▼

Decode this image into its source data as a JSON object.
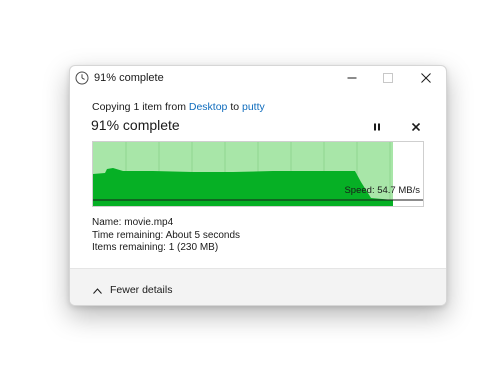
{
  "window": {
    "title": "91% complete",
    "icon": "clock-icon"
  },
  "titlebar_buttons": {
    "minimize": "minimize-icon",
    "maximize": "maximize-icon",
    "close": "close-icon"
  },
  "copy": {
    "prefix": "Copying 1 item from ",
    "source": "Desktop",
    "connector": " to ",
    "destination": "putty",
    "status": "91% complete",
    "percent": 91
  },
  "controls": {
    "pause": "pause-icon",
    "cancel": "cancel-icon"
  },
  "graph": {
    "speed_label": "Speed: 54.7 MB/s",
    "progress_fraction": 0.91,
    "colors": {
      "remaining_bg": "#ffffff",
      "completed_bg": "#a8e6a8",
      "fill": "#06b025",
      "speed_line": "#1a1a1a",
      "grid": "#8fd68f"
    }
  },
  "details": {
    "name_label": "Name:",
    "name_value": "movie.mp4",
    "time_label": "Time remaining:",
    "time_value": "About 5 seconds",
    "items_label": "Items remaining:",
    "items_value": "1 (230 MB)"
  },
  "footer": {
    "toggle_label": "Fewer details",
    "toggle_icon": "chevron-up-icon"
  }
}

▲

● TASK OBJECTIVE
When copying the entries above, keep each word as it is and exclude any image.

● THE ANSWER
Decode this image into its source data as a JSON object.
{
  "window": {
    "title": "91% complete",
    "icon": "clock-icon"
  },
  "titlebar_buttons": {
    "minimize": "minimize-icon",
    "maximize": "maximize-icon",
    "close": "close-icon"
  },
  "copy": {
    "prefix": "Copying 1 item from ",
    "source": "Desktop",
    "connector": " to ",
    "destination": "putty",
    "status": "91% complete",
    "percent": 91
  },
  "controls": {
    "pause": "pause-icon",
    "cancel": "cancel-icon"
  },
  "graph": {
    "speed_label": "Speed: 54.7 MB/s",
    "progress_fraction": 0.91,
    "colors": {
      "remaining_bg": "#ffffff",
      "completed_bg": "#a8e6a8",
      "fill": "#06b025",
      "speed_line": "#1a1a1a",
      "grid": "#8fd68f"
    }
  },
  "details": {
    "name_label": "Name:",
    "name_value": "movie.mp4",
    "time_label": "Time remaining:",
    "time_value": "About 5 seconds",
    "items_label": "Items remaining:",
    "items_value": "1 (230 MB)"
  },
  "footer": {
    "toggle_label": "Fewer details",
    "toggle_icon": "chevron-up-icon"
  }
}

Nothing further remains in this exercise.